NATO Chief Shares More Nuclear Weapons Deployment Being Considered

In a June 17 interview, NATO Secretary-General Jens Stoltenberg suggested that NATO countries should be discussing the deployment of nuclear weapons given the increased threats from Russia and China.

The NATO chief told the UK Telegraph that while he was unable to get into details about the number of operational or stored nuclear warheads currently held by NATO countries, the members of the alliance do consult with each other about it.

He reiterated that at its core, NATO is a nuclear alliance, and even though it seeks “a world without nuclear weapons,” so long as adversaries like Russia, China, and North Korea continue to maintain a nuclear arsenal, NATO would  “remain a nuclear alliance.”

While NATO does not publicly disclose much about its nuclear arsenal, it is publicly known that the United States has nuclear weapons deployed in several locations throughout Europe.

Stoltenberg made a rare reference to NATO’s nuclear arsenal during a press conference in Budapest on June 12, telling reporters that nuclear weapons were NATO’s “ultimate security guarantee” and a means of preserving peace.

President Vladimir Putin has made repeated warnings that Moscow would use nuclear weapons to defend its sovereignty and has accused NATO of bringing the world to the brink of nuclear war by supporting Ukraine.

In response to Stoltenberg’s interview with the Telegraph, Kremlin spokesman Dmitry Peskov accused the NATO chief of further escalating tensions.

Peskov said in a June 17 press briefing that Stoltenberg’s talk of nuclear weapons was contrary to the statement issued by the West during the Ukraine peace summit held in Switzerland just days earlier, which asserted that the use of nuclear weapons in Ukraine’s war with Russia was not an option.

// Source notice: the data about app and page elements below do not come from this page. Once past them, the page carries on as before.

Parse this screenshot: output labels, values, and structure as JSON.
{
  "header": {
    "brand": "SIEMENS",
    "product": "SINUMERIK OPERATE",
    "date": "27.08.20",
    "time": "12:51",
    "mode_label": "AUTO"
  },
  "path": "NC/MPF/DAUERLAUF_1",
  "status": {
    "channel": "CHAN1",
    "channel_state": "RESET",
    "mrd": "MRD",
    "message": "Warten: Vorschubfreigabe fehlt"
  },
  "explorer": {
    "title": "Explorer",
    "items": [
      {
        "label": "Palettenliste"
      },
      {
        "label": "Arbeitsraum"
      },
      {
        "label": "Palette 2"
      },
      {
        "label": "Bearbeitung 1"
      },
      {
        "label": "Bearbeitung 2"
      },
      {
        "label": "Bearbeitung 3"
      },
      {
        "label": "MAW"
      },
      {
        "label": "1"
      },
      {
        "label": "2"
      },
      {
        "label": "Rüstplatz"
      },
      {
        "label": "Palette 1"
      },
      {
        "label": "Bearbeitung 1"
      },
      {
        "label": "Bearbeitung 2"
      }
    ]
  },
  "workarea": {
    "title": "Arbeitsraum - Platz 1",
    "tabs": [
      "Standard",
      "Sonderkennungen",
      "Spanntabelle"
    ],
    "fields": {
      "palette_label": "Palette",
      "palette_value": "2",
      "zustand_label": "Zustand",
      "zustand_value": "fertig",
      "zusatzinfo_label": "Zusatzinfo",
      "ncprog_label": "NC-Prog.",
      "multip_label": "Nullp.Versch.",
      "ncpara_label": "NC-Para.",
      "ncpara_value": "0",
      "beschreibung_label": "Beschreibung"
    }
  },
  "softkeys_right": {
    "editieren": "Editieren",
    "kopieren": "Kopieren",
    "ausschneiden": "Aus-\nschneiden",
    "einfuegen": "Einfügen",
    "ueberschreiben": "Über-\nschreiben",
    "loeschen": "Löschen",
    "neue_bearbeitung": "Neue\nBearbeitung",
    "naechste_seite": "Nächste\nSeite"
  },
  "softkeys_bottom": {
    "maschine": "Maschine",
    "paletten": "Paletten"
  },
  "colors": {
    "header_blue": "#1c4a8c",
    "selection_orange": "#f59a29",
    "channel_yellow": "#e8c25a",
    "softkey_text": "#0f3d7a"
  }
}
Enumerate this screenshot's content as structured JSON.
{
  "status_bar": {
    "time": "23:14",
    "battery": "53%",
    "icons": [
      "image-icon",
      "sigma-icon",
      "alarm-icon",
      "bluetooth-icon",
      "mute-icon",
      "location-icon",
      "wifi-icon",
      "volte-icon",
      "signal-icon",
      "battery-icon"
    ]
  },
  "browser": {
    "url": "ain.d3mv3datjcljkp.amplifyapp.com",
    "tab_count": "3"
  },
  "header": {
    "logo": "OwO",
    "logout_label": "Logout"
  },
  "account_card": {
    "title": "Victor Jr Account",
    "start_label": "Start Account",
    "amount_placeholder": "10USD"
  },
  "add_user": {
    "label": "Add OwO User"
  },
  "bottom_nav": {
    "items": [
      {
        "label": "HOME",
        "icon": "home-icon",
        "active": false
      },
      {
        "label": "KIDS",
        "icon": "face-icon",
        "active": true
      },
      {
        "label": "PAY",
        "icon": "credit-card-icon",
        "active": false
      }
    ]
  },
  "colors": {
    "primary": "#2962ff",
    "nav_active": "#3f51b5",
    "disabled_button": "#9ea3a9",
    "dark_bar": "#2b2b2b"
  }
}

NATO spokesperson Farah Dkhlallah quickly issued a statement clarifying Stoltenberg’s remarks to the Telegraph, explaining that NATO remained committed to being a “safe, secure, and effective nuclear deterrent.” To that end, the alliance was in the process of modernizing its nuclear program to replace older aircraft and weapons.

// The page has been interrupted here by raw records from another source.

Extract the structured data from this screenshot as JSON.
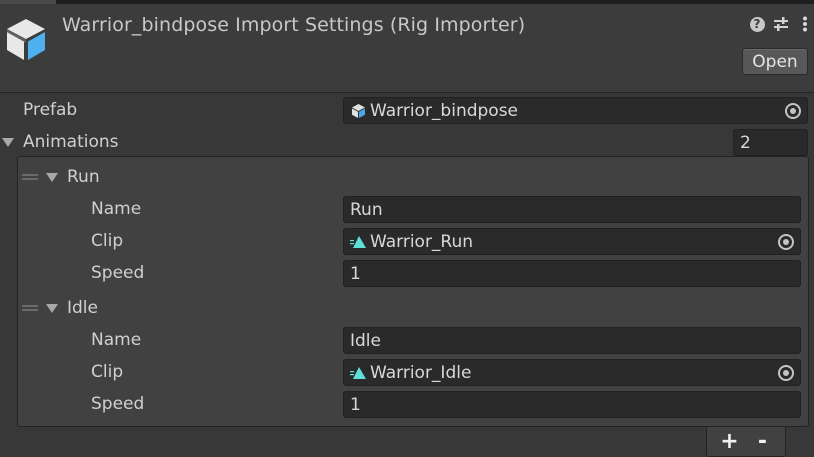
{
  "header": {
    "title": "Warrior_bindpose Import Settings (Rig Importer)",
    "icon": "prefab-cube-icon",
    "open_label": "Open",
    "help_icon": "help-icon",
    "preset_icon": "preset-sliders-icon",
    "menu_icon": "kebab-menu-icon"
  },
  "prefab": {
    "label": "Prefab",
    "value": "Warrior_bindpose",
    "icon": "prefab-icon"
  },
  "animations": {
    "label": "Animations",
    "count": "2",
    "items": [
      {
        "title": "Run",
        "name_label": "Name",
        "name_value": "Run",
        "clip_label": "Clip",
        "clip_value": "Warrior_Run",
        "speed_label": "Speed",
        "speed_value": "1"
      },
      {
        "title": "Idle",
        "name_label": "Name",
        "name_value": "Idle",
        "clip_label": "Clip",
        "clip_value": "Warrior_Idle",
        "speed_label": "Speed",
        "speed_value": "1"
      }
    ],
    "add_label": "+",
    "remove_label": "-"
  },
  "colors": {
    "background": "#383838",
    "field": "#2a2a2a",
    "prefab_icon": "#4aa8e8",
    "clip_icon": "#5ee0d8"
  }
}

Dkhlallah added that other than this modernization program, there had been no changes to the alliance’s nuclear posture.